“We’ve worked hard to make HBO Max available to consumers through nearly every content distributor in the US. We’ve tried repeatedly to make HBO Max available to all customers using Amazon Fire devices, including those customers that have purchased HBO via Amazon. Unfortunately, Amazon has taken an approach of treating HBO Max and its customers differently than how they’ve chosen to treat other services and their customers. We’re glad to have agreements in place with, among others, Apple TV and Google Chromecast to give customers the right to stream HBO Max on those devices,” said Stankey.
Stankey also turned the spotlight to selling HBO Max with 5G packages, while underscoring the importance of gigabit-capable fixed line infrastructure to a business like AT&T. “I don’t believe in the near term that 5G is the right fixed line replacement strategy in what I would call the typical single family home infrastructure,” he commented.
Another important development at AT&T is the recent ushering of its ad tech unit Xandr into WarnerMedia, in a move designed to accelerate progress in building software-based entertainment platforms across SVoD and AVoD – which will eventually produce the AVoD tier of HBO Max next year. However, the WarnerMedia segment took a hit from Covid-19, as revenues tumbled 22.9% year on year to $6.8 billion for the quarter, from total revenue down 8.9% to $41 billion.
The Android-based AT&T TV service also apparently drove broadband attach rates, despite AT&T experiencing a broadband net loss of 102,000 subscribers in the second quarter, falling to 15.2 million broadband connections.

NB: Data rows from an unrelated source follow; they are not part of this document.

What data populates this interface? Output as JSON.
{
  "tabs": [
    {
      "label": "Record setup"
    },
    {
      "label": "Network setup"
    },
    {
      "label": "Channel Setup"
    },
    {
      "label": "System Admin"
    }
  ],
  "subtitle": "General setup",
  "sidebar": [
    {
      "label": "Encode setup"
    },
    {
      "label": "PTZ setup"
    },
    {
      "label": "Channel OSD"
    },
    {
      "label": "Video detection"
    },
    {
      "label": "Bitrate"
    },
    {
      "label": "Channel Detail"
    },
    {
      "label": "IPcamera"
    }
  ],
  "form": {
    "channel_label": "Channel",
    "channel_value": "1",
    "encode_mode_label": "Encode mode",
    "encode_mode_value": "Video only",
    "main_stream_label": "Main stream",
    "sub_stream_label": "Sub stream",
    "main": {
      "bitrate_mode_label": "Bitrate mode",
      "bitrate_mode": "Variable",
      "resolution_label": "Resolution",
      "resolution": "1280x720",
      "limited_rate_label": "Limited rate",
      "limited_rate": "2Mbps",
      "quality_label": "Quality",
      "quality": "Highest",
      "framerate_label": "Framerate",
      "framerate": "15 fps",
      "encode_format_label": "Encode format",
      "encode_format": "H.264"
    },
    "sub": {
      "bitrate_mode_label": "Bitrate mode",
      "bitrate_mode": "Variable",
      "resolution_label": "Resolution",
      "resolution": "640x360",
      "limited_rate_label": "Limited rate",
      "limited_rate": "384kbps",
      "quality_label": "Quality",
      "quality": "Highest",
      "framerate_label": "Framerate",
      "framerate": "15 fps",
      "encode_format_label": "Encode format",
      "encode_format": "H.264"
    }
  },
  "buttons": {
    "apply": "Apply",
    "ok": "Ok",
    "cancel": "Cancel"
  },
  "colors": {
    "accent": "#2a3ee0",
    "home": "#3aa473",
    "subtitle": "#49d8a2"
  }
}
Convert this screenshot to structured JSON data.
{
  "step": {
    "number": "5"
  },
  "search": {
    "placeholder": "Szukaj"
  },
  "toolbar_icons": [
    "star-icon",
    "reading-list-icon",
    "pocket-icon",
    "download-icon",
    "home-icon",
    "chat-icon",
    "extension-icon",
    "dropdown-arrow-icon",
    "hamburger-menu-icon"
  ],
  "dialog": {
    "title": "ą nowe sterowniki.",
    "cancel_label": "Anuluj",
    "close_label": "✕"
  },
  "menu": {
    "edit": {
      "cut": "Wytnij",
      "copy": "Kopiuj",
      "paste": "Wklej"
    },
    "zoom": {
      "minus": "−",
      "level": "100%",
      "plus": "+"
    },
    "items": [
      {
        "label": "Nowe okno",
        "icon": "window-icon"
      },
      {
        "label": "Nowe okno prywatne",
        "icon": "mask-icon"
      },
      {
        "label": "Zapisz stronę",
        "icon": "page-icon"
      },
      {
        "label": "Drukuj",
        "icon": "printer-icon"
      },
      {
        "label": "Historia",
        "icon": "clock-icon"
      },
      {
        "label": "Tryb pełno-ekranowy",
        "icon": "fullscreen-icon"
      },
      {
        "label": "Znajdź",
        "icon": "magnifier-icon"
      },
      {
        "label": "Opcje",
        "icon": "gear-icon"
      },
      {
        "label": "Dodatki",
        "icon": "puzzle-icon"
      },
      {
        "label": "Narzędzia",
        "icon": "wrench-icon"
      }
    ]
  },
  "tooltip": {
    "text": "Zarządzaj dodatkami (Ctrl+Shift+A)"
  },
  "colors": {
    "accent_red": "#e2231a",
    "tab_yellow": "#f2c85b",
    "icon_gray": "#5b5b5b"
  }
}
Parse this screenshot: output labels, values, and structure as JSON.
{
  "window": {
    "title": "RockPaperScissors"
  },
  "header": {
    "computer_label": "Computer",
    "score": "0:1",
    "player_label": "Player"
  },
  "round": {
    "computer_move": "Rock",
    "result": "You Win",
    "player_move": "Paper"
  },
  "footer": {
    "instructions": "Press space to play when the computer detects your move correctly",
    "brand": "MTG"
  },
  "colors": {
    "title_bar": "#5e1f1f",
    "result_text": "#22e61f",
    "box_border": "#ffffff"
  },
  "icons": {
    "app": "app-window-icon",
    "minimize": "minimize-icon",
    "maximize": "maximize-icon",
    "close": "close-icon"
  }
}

For us, the standout silver lining from AT&T’s second quarter is that finally it has a CEO with grit.